BEGIN

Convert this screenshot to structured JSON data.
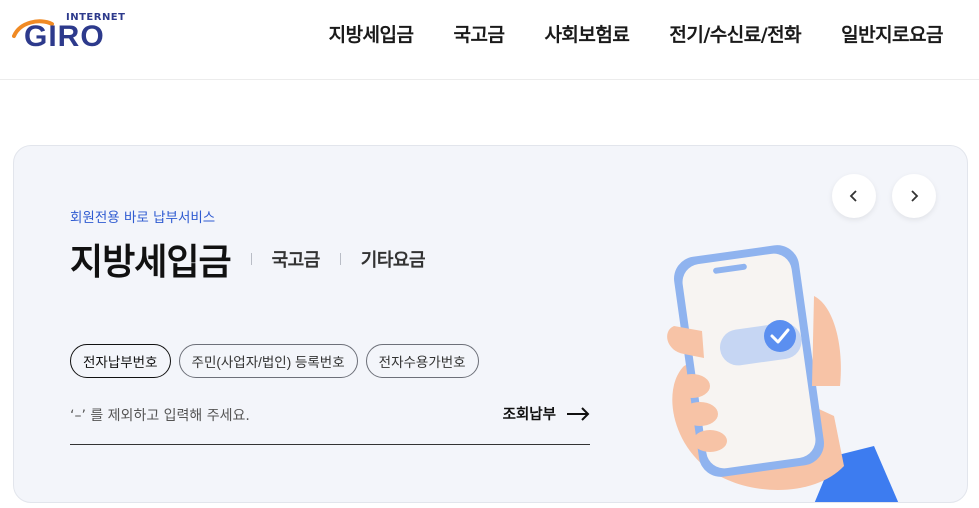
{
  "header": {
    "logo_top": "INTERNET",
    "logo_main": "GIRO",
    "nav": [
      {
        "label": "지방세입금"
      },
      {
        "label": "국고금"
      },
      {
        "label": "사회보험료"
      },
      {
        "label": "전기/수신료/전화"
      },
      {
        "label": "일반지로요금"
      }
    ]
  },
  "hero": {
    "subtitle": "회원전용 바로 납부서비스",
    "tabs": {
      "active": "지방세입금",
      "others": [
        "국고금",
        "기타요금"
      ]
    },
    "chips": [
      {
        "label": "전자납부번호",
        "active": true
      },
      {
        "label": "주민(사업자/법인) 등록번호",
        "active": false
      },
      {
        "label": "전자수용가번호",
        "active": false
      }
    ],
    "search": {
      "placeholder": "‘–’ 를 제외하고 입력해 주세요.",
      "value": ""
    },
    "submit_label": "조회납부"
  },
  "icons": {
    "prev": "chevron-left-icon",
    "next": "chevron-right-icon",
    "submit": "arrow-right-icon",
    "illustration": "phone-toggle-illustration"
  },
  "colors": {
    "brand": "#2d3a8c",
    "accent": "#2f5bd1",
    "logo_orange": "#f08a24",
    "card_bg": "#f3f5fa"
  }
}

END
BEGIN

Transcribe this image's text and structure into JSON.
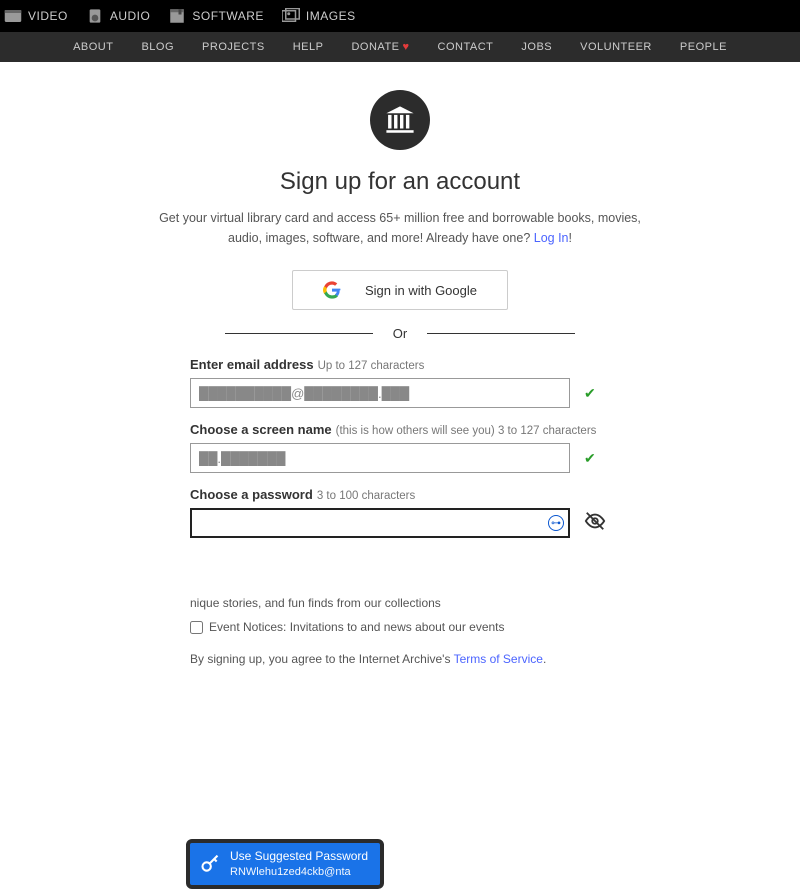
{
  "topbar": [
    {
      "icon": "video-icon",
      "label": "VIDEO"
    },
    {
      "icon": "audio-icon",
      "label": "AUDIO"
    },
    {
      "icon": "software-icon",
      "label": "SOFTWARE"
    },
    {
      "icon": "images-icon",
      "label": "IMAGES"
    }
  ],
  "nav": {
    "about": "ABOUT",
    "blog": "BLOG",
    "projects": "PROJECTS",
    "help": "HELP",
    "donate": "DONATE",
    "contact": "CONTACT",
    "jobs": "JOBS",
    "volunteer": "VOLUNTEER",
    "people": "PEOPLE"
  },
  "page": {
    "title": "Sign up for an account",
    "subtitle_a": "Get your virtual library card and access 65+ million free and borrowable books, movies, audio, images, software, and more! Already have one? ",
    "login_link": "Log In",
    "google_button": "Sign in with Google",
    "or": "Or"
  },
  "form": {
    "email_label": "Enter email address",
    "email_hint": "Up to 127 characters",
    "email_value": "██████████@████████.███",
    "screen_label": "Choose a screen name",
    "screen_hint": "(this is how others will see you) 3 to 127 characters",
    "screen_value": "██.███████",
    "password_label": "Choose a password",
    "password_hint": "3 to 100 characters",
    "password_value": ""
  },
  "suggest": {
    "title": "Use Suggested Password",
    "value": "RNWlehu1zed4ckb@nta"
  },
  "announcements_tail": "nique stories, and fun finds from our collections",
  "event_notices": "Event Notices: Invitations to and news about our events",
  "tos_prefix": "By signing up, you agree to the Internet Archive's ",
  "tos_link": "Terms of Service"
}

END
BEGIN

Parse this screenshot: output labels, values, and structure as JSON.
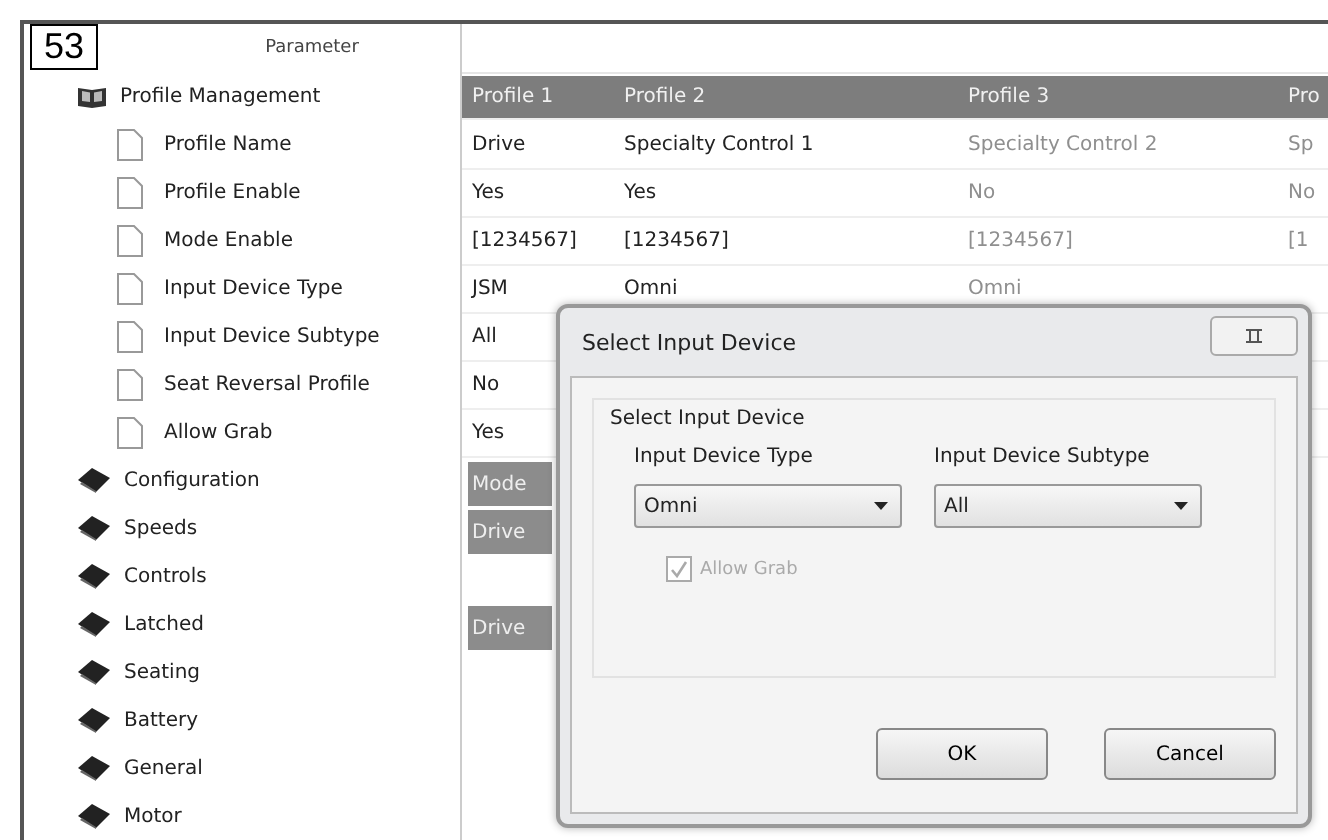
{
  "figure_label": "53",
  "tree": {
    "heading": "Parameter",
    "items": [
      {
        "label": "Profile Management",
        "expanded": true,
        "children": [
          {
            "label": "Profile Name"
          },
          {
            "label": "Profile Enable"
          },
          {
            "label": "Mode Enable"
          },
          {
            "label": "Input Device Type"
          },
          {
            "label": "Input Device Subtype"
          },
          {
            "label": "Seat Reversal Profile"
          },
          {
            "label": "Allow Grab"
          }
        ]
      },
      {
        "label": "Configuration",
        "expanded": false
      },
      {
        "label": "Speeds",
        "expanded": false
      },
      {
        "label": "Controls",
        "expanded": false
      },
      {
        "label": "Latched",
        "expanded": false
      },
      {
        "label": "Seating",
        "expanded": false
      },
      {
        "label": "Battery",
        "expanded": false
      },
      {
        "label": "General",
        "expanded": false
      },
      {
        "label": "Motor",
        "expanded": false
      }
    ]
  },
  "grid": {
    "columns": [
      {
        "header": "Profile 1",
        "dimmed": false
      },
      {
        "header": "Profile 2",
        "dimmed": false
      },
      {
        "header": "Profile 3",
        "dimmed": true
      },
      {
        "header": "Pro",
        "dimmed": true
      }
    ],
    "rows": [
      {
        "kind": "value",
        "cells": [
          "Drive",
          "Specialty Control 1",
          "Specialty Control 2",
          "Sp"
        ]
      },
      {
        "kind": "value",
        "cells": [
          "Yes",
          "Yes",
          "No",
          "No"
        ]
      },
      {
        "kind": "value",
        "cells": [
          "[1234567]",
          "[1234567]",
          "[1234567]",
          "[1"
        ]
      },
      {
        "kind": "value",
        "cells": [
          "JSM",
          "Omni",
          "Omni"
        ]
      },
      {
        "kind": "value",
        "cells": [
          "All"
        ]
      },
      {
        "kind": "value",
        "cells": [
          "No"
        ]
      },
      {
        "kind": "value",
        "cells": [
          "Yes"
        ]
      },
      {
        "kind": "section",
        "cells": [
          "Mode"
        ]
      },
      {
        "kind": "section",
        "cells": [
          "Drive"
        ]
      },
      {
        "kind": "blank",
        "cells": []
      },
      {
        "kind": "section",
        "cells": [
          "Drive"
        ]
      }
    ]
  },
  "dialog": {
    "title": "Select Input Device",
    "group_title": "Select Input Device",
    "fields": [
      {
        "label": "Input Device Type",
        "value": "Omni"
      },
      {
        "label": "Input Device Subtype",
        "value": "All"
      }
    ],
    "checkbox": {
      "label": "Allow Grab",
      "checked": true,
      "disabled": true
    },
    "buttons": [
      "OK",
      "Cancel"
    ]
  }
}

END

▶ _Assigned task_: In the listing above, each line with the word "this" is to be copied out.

▶ _Answer box_:
Convert this screenshot to structured JSON data.
Transcribe this image's text and structure into JSON.
    "screen_hint": "(this is how others will see you) 3 to 127 characters",
Parse this screenshot: output labels, values, and structure as JSON.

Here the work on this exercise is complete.